The cover of last week’s edition of New York Magazine featured the “Neurotic Eater’s Grocery List: The ethical, environmental, and health problems of virtually every food in the supermarket.” The article serves as a guide to help consumers make more informed and ethical food choices, while at the same time conveying that our relationship to food is more neurotic and phobic than ever before. From scares of E.coli in cucumbers to bacon causing cancer, eating is dangerous!
As an eating disorder therapist, I help people navigate their very personal relationship to eating. Food exists outside us and we put it inside our bodies. So our relationship to food can easily become conflicted, reaching into primitive feelings about intimacy, purity, contamination, and desire. In the modern imagination, it’s not a far cry to suggest that if I eat this cheeseburger not only will it make me fat, but I will also be promoting a factory farm, putting toxins in my bloodstream, contributing to global warming, and ultimately bringing about the apocalypse. In this kind of inner hostage situation, perhaps a bag of sprouted mung beans for dinner seems like a good alternative.

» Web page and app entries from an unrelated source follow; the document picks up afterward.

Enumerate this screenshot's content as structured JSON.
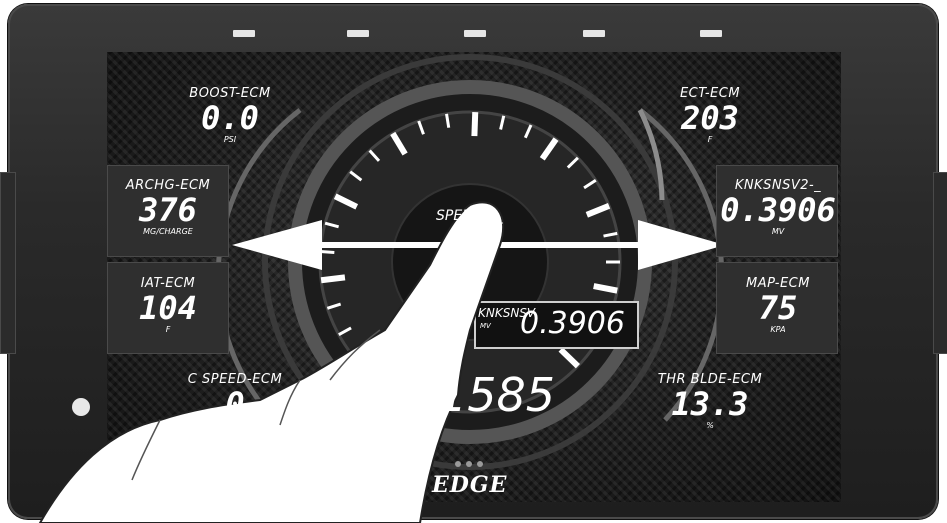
{
  "gauges": {
    "boost": {
      "label": "BOOST-ECM",
      "value": "0.0",
      "unit": "PSI"
    },
    "ect": {
      "label": "ECT-ECM",
      "value": "203",
      "unit": "F"
    },
    "archg": {
      "label": "ARCHG-ECM",
      "value": "376",
      "unit": "MG/CHARGE"
    },
    "knk": {
      "label": "KNKSNSV2-_",
      "value": "0.3906",
      "unit": "MV"
    },
    "iat": {
      "label": "IAT-ECM",
      "value": "104",
      "unit": "F"
    },
    "map": {
      "label": "MAP-ECM",
      "value": "75",
      "unit": "KPA"
    },
    "cspeed": {
      "label": "C SPEED-ECM",
      "value": "0"
    },
    "thr": {
      "label": "THR BLDE-ECM",
      "value": "13.3",
      "unit": "%"
    }
  },
  "center": {
    "label": "SPEED-E_",
    "knk_label": "KNKSNSV",
    "knk_unit": "MV",
    "knk_value": "0.3906",
    "e_label": "E",
    "rpm_value": "1585"
  },
  "brand": "EDGE",
  "page_dots": 3,
  "colors": {
    "screen": "#1e1e1e",
    "text": "#ffffff",
    "bezel": "#2a2a2a"
  },
  "icons": [
    "home-button-icon",
    "hand-pointer-icon",
    "swipe-arrow-icon"
  ]
}
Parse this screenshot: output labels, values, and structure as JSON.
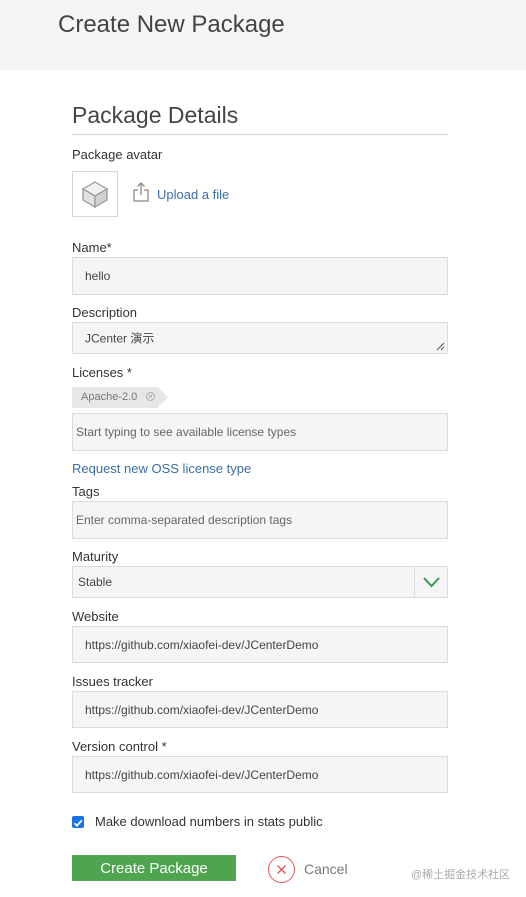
{
  "header": {
    "title": "Create New Package"
  },
  "section": {
    "title": "Package Details"
  },
  "avatar": {
    "label": "Package avatar",
    "upload_label": "Upload a file"
  },
  "name": {
    "label": "Name*",
    "value": "hello"
  },
  "description": {
    "label": "Description",
    "value": "JCenter 演示"
  },
  "licenses": {
    "label": "Licenses *",
    "selected": [
      "Apache-2.0"
    ],
    "placeholder": "Start typing to see available license types",
    "request_link": "Request new OSS license type"
  },
  "tags": {
    "label": "Tags",
    "placeholder": "Enter comma-separated description tags"
  },
  "maturity": {
    "label": "Maturity",
    "value": "Stable"
  },
  "website": {
    "label": "Website",
    "value": "https://github.com/xiaofei-dev/JCenterDemo"
  },
  "issues_tracker": {
    "label": "Issues tracker",
    "value": "https://github.com/xiaofei-dev/JCenterDemo"
  },
  "version_control": {
    "label": "Version control *",
    "value": "https://github.com/xiaofei-dev/JCenterDemo"
  },
  "stats_public": {
    "label": "Make download numbers in stats public",
    "checked": true
  },
  "actions": {
    "create_label": "Create Package",
    "cancel_label": "Cancel"
  },
  "watermark": "@稀土掘金技术社区",
  "colors": {
    "accent_link": "#3b6ea5",
    "primary_button": "#4fa54f",
    "cancel_icon": "#e05a5a",
    "checkbox": "#1a73e8"
  }
}
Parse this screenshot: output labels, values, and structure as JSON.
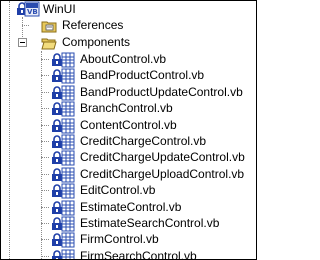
{
  "project": {
    "label": "WinUI",
    "badge": "VB"
  },
  "references": {
    "label": "References"
  },
  "components": {
    "label": "Components",
    "files": [
      "AboutControl.vb",
      "BandProductControl.vb",
      "BandProductUpdateControl.vb",
      "BranchControl.vb",
      "ContentControl.vb",
      "CreditChargeControl.vb",
      "CreditChargeUpdateControl.vb",
      "CreditChargeUploadControl.vb",
      "EditControl.vb",
      "EstimateControl.vb",
      "EstimateSearchControl.vb",
      "FirmControl.vb",
      "FirmSearchControl.vb"
    ]
  },
  "colors": {
    "lock": "#1f3fa8",
    "folder": "#e8c95a",
    "file_frame": "#2a4cb0"
  }
}
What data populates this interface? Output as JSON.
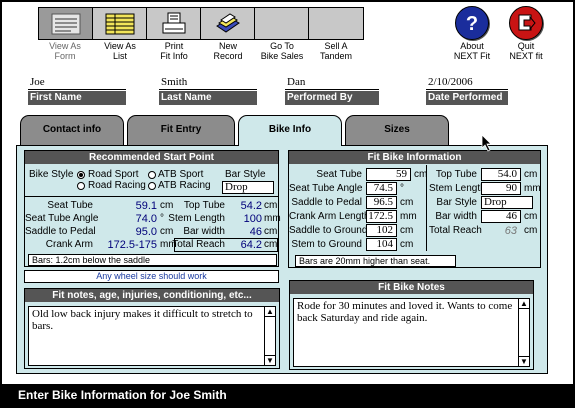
{
  "toolbar": {
    "buttons": [
      {
        "label": "View As\nForm",
        "icon": "form-view-icon"
      },
      {
        "label": "View As\nList",
        "icon": "list-view-icon"
      },
      {
        "label": "Print\nFit Info",
        "icon": "printer-icon"
      },
      {
        "label": "New\nRecord",
        "icon": "new-record-icon"
      },
      {
        "label": "Go To\nBike Sales",
        "icon": "bike-sales-icon"
      },
      {
        "label": "Sell A\nTandem",
        "icon": "tandem-icon"
      }
    ],
    "about_label": "About\nNEXT Fit",
    "quit_label": "Quit\nNEXT fit",
    "about_color": "#1a2d9c",
    "quit_color": "#c81414"
  },
  "record": {
    "first_name": "Joe",
    "first_name_label": "First Name",
    "last_name": "Smith",
    "last_name_label": "Last Name",
    "performed_by": "Dan",
    "performed_by_label": "Performed By",
    "date": "2/10/2006",
    "date_label": "Date Performed"
  },
  "tabs": [
    "Contact info",
    "Fit Entry",
    "Bike Info",
    "Sizes"
  ],
  "active_tab": "Bike Info",
  "recommended": {
    "title": "Recommended Start Point",
    "bike_style_label": "Bike Style",
    "bar_style_label": "Bar Style",
    "bar_style_value": "Drop",
    "radios": [
      {
        "label": "Road Sport",
        "selected": true
      },
      {
        "label": "ATB Sport",
        "selected": false
      },
      {
        "label": "Road Racing",
        "selected": false
      },
      {
        "label": "ATB Racing",
        "selected": false
      }
    ],
    "left": [
      {
        "label": "Seat Tube",
        "value": "59.1",
        "unit": "cm"
      },
      {
        "label": "Seat Tube Angle",
        "value": "74.0",
        "unit": "°"
      },
      {
        "label": "Saddle to Pedal",
        "value": "95.0",
        "unit": "cm"
      },
      {
        "label": "Crank Arm",
        "value": "172.5-175",
        "unit": "mm"
      }
    ],
    "right": [
      {
        "label": "Top Tube",
        "value": "54.2",
        "unit": "cm"
      },
      {
        "label": "Stem Length",
        "value": "100",
        "unit": "mm"
      },
      {
        "label": "Bar width",
        "value": "46",
        "unit": "cm"
      },
      {
        "label": "Total Reach",
        "value": "64.2",
        "unit": "cm"
      }
    ],
    "bars_note": "Bars: 1.2cm  below the saddle",
    "wheel_note": "Any wheel size should work"
  },
  "fit_bike_info": {
    "title": "Fit Bike Information",
    "left": [
      {
        "label": "Seat Tube",
        "value": "59",
        "unit": "cm"
      },
      {
        "label": "Seat Tube Angle",
        "value": "74.5",
        "unit": "°"
      },
      {
        "label": "Saddle to Pedal",
        "value": "96.5",
        "unit": "cm"
      },
      {
        "label": "Crank Arm Length",
        "value": "172.5",
        "unit": "mm"
      },
      {
        "label": "Saddle to Ground",
        "value": "102",
        "unit": "cm"
      },
      {
        "label": "Stem to Ground",
        "value": "104",
        "unit": "cm"
      }
    ],
    "right": [
      {
        "label": "Top Tube",
        "value": "54.0",
        "unit": "cm"
      },
      {
        "label": "Stem Length",
        "value": "90",
        "unit": "mm"
      },
      {
        "label": "Bar Style",
        "value": "Drop",
        "unit": ""
      },
      {
        "label": "Bar width",
        "value": "46",
        "unit": "cm"
      },
      {
        "label": "Total Reach",
        "value": "63",
        "unit": "cm"
      }
    ],
    "bars_note": "Bars are 20mm higher than seat."
  },
  "fit_notes": {
    "title": "Fit notes, age, injuries, conditioning, etc...",
    "text": "Old low back injury makes it difficult to stretch to bars."
  },
  "bike_notes": {
    "title": "Fit Bike Notes",
    "text": "Rode for 30 minutes and loved it.  Wants to come back Saturday and ride again."
  },
  "status": "Enter Bike Information for Joe Smith"
}
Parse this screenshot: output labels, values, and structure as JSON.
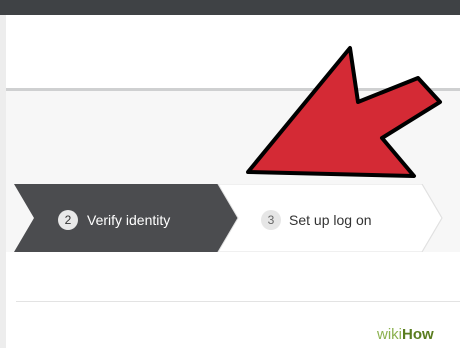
{
  "wizard": {
    "steps": [
      {
        "number": "2",
        "label": "Verify identity",
        "state": "active"
      },
      {
        "number": "3",
        "label": "Set up log on",
        "state": "upcoming"
      }
    ]
  },
  "colors": {
    "active_step": "#4b4c4f",
    "arrow_fill": "#d42a35",
    "arrow_outline": "#000000",
    "top_bar": "#3f4245"
  },
  "watermark": {
    "prefix": "wiki",
    "suffix": "How"
  }
}
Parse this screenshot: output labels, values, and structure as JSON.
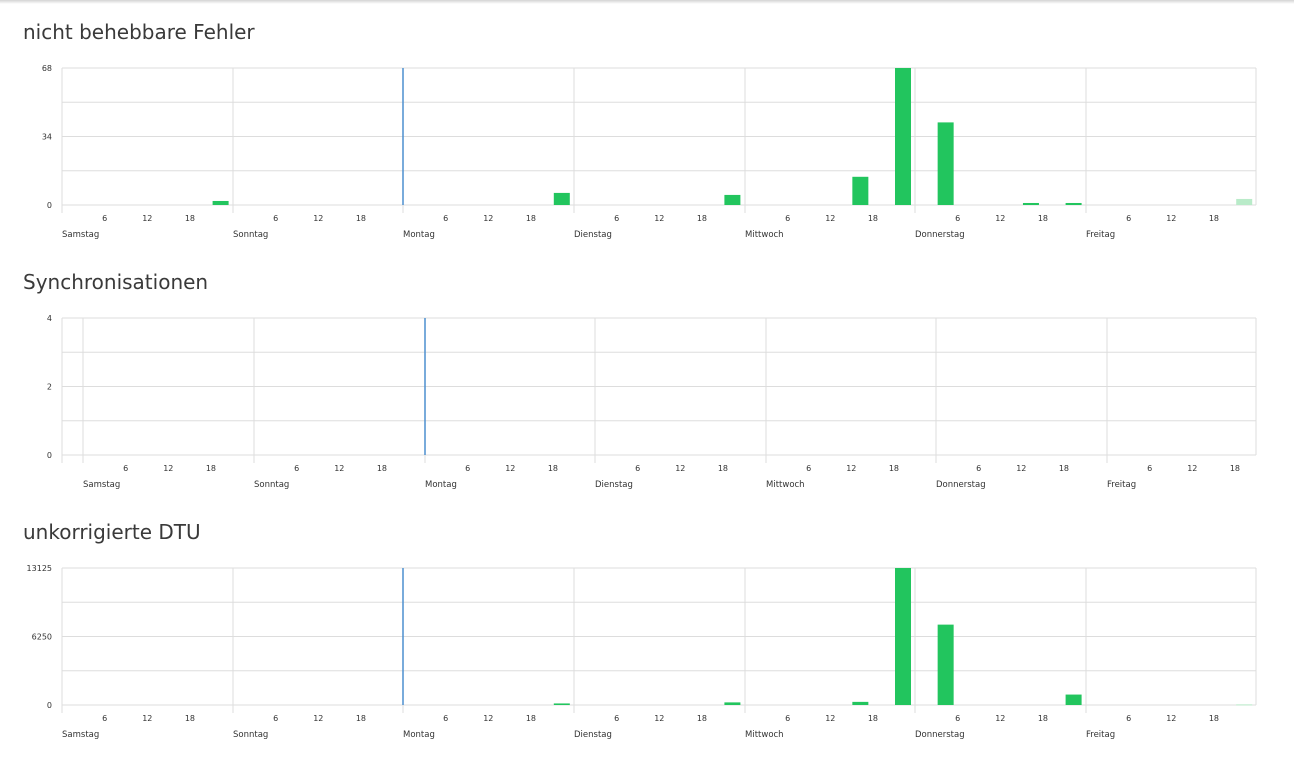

Disordered eating that is centered around environmental and ethical concerns is particularly tricky to resolve, in that the individual with these food politics usually feels morally correct. And in a way they are, given the state of today’s food industry. The obsession with eating foods considered to be healthy, called “orthorexia,” literally translates from Greek to “correct appetite.” Someone with orthorexic tendencies could simply be considered a humane eater, a food snob, a health nut, or an activist. However, for individuals vulnerable to developing an eating disorder, information about contaminants, hormones, and preservatives can become a paralyzing obsession, coupled with the reality that time and money may be too limited to always have access to the “clean” option. In the mind of the person with orthorexia, eating nothing is preferred to eating “dirty,” and this self-denial is also experienced as a sign of discipline. A commitment to the belief that one’s dietary practices are morally superior despite significant restriction and even malnutrition is a hallmark feature of orthorexia.
While we may not all acquire an orthorexia diagnosis, “clean eating” ideologies are mainstream. What I am continually struck by are the religious dimensions apparent in our relationship to food. Factory farms are hellish places where chickens have two heads and live in filth, whereas green juice is the holy water that will wash away our sins. An orthorexic disposition is the chastity belt that will prevent these impurities from getting inside.
Culturally we have fallen from the blissful ignorance that milk simply does a body good and now we are left with the naked truth of how the milk got in the glass in the first place. We are saturated with troubling information about food sourcing, so perhaps the worship of “clean food” provides a sense of security and comfort in an otherwise corrupt and unsafe world.